*Task:* From the records below, copy every line that contains the word "JSON".

*Available records:*
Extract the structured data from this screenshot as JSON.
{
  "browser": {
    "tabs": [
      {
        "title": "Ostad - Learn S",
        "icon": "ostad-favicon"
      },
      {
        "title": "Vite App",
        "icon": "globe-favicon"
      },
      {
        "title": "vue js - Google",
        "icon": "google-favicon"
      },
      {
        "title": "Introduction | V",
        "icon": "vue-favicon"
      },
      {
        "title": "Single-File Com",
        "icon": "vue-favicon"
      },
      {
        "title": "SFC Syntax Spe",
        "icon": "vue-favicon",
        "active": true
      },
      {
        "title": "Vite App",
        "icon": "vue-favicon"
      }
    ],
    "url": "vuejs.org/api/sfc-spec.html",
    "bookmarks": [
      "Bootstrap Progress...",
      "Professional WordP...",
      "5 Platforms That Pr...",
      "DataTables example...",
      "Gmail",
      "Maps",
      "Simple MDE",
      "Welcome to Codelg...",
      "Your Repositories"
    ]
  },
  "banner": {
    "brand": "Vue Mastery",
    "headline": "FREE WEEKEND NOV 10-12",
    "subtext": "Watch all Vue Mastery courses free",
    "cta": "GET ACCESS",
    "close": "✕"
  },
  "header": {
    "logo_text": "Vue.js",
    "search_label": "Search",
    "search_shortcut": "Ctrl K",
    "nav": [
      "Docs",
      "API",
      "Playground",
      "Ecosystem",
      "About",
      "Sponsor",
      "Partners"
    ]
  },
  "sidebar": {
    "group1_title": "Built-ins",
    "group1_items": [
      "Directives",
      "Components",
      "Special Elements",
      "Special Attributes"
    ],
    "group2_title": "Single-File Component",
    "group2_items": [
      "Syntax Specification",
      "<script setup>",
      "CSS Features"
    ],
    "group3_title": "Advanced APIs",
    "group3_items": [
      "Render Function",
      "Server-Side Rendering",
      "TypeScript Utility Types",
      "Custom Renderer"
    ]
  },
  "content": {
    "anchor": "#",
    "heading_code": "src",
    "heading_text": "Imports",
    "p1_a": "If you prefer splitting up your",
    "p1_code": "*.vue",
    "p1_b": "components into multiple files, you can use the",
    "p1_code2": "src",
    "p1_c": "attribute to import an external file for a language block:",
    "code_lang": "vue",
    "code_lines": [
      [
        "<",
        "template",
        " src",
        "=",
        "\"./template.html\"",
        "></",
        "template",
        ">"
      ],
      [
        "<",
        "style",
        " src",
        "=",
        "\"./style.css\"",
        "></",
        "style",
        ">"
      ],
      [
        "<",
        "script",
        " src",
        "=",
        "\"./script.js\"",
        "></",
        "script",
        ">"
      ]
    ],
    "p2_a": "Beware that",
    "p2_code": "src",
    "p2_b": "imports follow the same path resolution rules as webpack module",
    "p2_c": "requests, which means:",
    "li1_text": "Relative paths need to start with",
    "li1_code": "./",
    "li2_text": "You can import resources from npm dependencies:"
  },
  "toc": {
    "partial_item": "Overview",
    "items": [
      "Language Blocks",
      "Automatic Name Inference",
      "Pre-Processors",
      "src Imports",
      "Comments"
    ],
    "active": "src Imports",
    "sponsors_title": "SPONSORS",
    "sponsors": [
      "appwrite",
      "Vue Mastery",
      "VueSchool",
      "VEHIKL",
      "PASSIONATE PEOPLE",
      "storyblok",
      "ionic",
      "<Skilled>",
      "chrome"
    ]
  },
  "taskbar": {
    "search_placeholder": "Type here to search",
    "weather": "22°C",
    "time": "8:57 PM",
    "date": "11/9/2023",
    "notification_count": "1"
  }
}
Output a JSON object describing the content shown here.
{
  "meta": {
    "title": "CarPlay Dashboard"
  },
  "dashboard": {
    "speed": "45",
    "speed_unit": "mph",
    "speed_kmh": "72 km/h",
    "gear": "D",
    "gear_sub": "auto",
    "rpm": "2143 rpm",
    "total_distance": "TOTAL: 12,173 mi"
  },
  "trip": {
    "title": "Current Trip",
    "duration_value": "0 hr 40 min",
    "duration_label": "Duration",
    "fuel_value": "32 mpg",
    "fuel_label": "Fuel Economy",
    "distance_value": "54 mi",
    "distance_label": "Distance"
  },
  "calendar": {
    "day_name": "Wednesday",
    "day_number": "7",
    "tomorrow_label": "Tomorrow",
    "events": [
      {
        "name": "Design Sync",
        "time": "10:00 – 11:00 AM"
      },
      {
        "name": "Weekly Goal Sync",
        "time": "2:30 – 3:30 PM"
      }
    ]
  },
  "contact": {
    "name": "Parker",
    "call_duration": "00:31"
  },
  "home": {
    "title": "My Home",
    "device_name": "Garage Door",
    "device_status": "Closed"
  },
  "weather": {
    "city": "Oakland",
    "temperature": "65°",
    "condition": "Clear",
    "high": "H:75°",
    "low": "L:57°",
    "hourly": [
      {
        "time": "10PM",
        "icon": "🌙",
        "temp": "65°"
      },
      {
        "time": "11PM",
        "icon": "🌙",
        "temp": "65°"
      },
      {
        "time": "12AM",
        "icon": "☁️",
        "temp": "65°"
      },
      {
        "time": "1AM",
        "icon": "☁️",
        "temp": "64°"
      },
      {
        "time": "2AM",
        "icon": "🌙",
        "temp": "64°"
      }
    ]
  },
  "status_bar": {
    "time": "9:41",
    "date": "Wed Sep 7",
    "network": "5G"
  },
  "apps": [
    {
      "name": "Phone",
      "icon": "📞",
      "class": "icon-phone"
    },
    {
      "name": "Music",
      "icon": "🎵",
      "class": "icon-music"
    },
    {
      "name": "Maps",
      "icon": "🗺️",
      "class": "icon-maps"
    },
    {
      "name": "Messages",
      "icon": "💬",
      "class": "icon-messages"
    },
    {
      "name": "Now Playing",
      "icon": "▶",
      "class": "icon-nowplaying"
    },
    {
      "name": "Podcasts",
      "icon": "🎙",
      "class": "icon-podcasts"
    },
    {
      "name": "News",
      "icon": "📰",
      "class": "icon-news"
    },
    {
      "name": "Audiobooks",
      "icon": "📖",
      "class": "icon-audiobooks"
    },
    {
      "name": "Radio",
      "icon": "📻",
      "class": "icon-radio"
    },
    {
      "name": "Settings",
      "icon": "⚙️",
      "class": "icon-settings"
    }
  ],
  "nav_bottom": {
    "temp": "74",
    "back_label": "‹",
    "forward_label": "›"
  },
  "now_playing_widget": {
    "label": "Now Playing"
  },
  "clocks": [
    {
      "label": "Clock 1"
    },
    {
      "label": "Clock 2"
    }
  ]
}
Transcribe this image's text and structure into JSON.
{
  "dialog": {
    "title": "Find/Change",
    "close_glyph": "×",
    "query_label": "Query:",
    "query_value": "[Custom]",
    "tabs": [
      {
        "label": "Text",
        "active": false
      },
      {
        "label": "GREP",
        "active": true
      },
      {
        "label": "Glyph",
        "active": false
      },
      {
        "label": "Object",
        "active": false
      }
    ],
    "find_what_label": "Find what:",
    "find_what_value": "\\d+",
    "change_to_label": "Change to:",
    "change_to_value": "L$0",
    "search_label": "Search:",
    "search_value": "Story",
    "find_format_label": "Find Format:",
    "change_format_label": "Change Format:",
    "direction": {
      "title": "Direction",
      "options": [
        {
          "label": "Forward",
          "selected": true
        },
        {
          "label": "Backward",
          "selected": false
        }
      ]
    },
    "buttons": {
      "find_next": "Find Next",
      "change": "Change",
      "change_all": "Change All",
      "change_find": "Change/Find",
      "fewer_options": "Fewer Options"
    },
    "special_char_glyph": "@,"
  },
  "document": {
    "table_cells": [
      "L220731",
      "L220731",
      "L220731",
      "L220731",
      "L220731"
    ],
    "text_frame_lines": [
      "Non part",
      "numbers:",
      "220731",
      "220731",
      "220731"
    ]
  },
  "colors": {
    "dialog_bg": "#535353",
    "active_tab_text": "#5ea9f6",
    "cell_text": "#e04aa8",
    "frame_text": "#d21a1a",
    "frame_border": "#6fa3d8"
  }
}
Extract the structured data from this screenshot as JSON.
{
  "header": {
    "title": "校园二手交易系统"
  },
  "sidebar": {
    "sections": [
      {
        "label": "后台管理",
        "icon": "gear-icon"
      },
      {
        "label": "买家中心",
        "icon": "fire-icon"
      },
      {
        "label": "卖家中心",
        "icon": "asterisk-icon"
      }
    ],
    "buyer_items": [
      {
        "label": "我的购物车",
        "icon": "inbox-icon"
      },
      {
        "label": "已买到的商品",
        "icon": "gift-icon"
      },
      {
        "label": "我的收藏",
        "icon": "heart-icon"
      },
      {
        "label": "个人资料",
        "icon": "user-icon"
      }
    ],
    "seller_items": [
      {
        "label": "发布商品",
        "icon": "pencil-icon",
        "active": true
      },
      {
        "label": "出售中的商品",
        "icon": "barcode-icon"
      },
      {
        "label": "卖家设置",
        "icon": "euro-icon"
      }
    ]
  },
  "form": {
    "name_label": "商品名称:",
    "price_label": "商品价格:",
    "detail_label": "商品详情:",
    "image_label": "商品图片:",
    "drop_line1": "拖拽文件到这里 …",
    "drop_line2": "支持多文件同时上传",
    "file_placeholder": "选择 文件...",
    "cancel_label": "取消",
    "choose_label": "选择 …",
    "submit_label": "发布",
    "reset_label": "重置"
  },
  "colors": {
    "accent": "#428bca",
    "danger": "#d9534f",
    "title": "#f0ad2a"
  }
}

*Response to the exercise:*
Extract the structured data from this screenshot as JSON.
Output a JSON object describing the content shown here.
Transcribe this image's text and structure into JSON.
Extract the structured data from this screenshot as JSON.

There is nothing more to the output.